Dataset items:
● ● ● ●
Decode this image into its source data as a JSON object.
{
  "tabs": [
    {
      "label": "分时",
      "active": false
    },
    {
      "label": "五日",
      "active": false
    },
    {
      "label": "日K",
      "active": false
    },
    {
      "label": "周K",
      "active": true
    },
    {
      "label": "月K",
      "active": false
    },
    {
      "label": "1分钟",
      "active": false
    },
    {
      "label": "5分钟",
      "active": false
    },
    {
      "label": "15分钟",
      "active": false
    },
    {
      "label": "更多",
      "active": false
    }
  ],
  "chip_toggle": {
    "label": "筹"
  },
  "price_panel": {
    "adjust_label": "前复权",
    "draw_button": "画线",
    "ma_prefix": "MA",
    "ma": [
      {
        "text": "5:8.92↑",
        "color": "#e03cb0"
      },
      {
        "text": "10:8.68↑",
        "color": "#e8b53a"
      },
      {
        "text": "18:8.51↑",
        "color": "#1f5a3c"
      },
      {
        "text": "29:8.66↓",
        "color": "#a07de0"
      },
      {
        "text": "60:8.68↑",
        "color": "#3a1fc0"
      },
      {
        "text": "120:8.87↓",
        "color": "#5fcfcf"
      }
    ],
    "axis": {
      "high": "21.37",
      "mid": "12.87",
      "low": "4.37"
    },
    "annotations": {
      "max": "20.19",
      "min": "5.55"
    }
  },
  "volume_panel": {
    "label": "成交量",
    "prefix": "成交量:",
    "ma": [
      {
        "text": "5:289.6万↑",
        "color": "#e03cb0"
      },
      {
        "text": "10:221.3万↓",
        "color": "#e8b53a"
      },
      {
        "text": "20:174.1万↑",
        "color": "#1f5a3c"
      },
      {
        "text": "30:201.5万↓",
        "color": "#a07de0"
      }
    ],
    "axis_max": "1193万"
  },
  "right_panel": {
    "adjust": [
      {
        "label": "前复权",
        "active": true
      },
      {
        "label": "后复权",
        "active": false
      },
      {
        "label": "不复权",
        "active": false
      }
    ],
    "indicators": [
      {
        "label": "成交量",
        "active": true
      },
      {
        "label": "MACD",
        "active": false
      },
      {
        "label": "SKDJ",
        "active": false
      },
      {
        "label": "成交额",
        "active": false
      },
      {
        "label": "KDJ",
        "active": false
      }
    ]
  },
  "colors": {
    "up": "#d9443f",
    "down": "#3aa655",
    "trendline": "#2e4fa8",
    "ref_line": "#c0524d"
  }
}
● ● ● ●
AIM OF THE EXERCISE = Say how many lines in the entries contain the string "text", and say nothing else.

ANSWER TO THIS PROBLEM = 10